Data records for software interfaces
* * * *

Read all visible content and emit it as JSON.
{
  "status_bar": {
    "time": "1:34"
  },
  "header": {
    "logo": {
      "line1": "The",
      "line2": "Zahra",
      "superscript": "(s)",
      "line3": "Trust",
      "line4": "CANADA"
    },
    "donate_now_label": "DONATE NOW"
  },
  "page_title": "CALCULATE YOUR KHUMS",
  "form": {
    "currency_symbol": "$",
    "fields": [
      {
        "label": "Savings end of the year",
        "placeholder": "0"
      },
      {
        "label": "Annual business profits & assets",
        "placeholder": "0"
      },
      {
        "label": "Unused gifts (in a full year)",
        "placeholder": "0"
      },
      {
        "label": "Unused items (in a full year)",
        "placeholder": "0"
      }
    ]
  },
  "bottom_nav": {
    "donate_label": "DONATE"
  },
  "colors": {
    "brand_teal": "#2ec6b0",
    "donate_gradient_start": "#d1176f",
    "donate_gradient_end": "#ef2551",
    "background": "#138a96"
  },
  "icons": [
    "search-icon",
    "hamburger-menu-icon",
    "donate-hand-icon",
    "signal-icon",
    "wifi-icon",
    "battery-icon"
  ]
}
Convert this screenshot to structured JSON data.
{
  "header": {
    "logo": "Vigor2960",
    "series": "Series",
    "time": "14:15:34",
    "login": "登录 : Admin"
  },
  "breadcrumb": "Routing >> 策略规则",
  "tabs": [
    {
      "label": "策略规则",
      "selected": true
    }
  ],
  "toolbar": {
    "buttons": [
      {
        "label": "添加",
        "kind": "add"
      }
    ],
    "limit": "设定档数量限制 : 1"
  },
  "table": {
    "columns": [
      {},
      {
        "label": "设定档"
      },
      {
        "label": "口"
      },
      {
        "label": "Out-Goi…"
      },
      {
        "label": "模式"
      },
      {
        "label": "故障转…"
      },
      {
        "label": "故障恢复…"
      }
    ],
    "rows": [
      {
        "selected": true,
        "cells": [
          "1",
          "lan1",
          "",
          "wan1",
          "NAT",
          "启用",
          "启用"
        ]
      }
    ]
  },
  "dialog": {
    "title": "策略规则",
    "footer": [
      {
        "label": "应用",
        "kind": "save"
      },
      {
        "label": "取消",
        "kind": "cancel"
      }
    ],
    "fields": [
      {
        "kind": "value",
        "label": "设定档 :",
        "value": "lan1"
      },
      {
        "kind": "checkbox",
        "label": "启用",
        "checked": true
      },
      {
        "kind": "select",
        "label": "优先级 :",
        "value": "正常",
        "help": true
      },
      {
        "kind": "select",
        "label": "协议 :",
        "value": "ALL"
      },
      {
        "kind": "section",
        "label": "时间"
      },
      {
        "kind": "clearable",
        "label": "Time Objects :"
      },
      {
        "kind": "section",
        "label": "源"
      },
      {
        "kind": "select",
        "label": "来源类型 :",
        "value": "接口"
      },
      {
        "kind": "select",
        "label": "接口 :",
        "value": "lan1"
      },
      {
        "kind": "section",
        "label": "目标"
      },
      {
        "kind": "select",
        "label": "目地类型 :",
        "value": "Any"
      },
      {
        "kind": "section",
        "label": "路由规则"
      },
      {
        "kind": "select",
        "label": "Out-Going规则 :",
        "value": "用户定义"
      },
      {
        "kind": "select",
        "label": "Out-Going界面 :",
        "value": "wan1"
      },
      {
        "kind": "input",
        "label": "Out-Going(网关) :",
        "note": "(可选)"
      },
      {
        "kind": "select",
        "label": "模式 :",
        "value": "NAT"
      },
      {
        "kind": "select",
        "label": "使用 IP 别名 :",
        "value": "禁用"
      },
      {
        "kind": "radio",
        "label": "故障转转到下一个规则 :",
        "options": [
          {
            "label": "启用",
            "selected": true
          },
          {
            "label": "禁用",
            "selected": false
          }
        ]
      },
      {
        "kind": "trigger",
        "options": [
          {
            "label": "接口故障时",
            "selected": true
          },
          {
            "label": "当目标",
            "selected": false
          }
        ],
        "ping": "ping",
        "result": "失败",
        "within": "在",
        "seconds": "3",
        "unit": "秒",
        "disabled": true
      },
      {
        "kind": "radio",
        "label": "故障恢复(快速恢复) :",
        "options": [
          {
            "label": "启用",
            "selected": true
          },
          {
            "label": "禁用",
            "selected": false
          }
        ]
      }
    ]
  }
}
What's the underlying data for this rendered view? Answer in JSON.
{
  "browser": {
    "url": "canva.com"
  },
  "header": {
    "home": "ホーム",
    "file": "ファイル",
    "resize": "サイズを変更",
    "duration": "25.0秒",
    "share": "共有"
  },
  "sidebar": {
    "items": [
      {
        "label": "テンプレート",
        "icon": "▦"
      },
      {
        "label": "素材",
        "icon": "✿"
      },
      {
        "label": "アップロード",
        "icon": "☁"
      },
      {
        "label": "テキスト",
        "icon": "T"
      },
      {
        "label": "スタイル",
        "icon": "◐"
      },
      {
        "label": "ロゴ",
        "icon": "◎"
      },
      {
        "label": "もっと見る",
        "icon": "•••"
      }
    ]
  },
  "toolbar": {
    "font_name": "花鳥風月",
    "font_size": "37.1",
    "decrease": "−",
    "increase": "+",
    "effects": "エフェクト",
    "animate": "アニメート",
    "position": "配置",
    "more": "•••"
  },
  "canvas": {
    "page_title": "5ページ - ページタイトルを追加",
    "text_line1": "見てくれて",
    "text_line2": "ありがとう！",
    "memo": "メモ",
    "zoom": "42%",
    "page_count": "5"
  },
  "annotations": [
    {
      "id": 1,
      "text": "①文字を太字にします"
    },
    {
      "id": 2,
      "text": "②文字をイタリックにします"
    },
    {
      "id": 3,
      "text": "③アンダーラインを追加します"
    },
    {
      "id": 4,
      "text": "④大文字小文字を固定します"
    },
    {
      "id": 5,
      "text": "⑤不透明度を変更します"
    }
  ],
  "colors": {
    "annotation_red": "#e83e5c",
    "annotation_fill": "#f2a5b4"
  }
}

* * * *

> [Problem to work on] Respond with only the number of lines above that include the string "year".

> [Response for this exercise] 3